* **ABOUT THIS EXERCISE**
The whole listing below, with no pictures, is to be repeated as it stands.

* **RECORDS FOR PROCESSING**
____

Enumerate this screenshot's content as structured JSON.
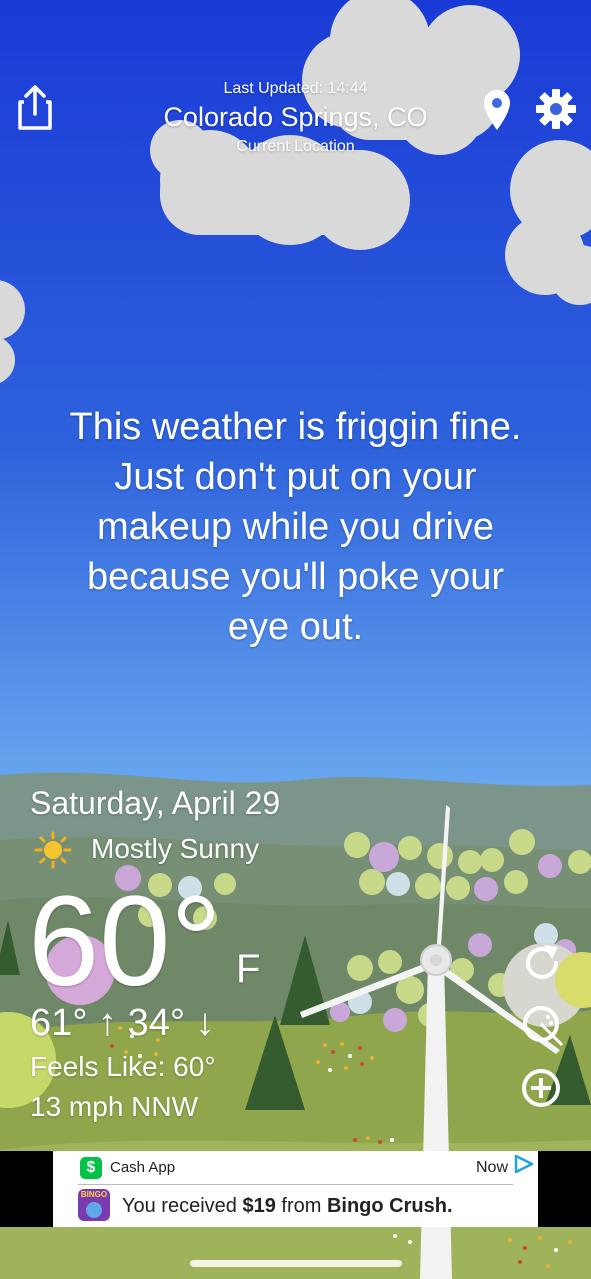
{
  "header": {
    "last_updated": "Last Updated: 14:44",
    "location": "Colorado Springs, CO",
    "location_sub": "Current Location"
  },
  "message": {
    "lines": [
      "This weather is friggin fine.",
      "Just don't put on your",
      "makeup while you drive",
      "because you'll poke your",
      "eye out."
    ]
  },
  "weather": {
    "date": "Saturday, April 29",
    "condition": "Mostly Sunny",
    "temperature": "60°",
    "unit": "F",
    "high": "61°",
    "high_arrow": "↑",
    "low": "34°",
    "low_arrow": "↓",
    "feels_like": "Feels Like: 60°",
    "wind": "13 mph NNW"
  },
  "icons": {
    "share": "share-icon",
    "location": "location-pin-icon",
    "settings": "gear-icon",
    "refresh": "refresh-icon",
    "radar": "radar-icon",
    "add": "plus-circle-icon",
    "condition": "sun-icon"
  },
  "ad": {
    "advertiser": "Cash App",
    "cta": "Now",
    "message_prefix": "You received ",
    "amount": "$19",
    "message_mid": " from ",
    "sender": "Bingo Crush.",
    "app_icon_text": "BINGO"
  },
  "colors": {
    "sky_top": "#1a3fd4",
    "sky_bottom": "#6aa8f0",
    "hill_far": "#7f9c8a",
    "grass": "#8fa74a",
    "cashapp_green": "#00c244"
  }
}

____

* **SOLUTION FOR THIS EXERCISE**
Enumerate this screenshot's content as structured JSON.
{
  "header": {
    "last_updated": "Last Updated: 14:44",
    "location": "Colorado Springs, CO",
    "location_sub": "Current Location"
  },
  "message": {
    "lines": [
      "This weather is friggin fine.",
      "Just don't put on your",
      "makeup while you drive",
      "because you'll poke your",
      "eye out."
    ]
  },
  "weather": {
    "date": "Saturday, April 29",
    "condition": "Mostly Sunny",
    "temperature": "60°",
    "unit": "F",
    "high": "61°",
    "high_arrow": "↑",
    "low": "34°",
    "low_arrow": "↓",
    "feels_like": "Feels Like: 60°",
    "wind": "13 mph NNW"
  },
  "icons": {
    "share": "share-icon",
    "location": "location-pin-icon",
    "settings": "gear-icon",
    "refresh": "refresh-icon",
    "radar": "radar-icon",
    "add": "plus-circle-icon",
    "condition": "sun-icon"
  },
  "ad": {
    "advertiser": "Cash App",
    "cta": "Now",
    "message_prefix": "You received ",
    "amount": "$19",
    "message_mid": " from ",
    "sender": "Bingo Crush.",
    "app_icon_text": "BINGO"
  },
  "colors": {
    "sky_top": "#1a3fd4",
    "sky_bottom": "#6aa8f0",
    "hill_far": "#7f9c8a",
    "grass": "#8fa74a",
    "cashapp_green": "#00c244"
  }
}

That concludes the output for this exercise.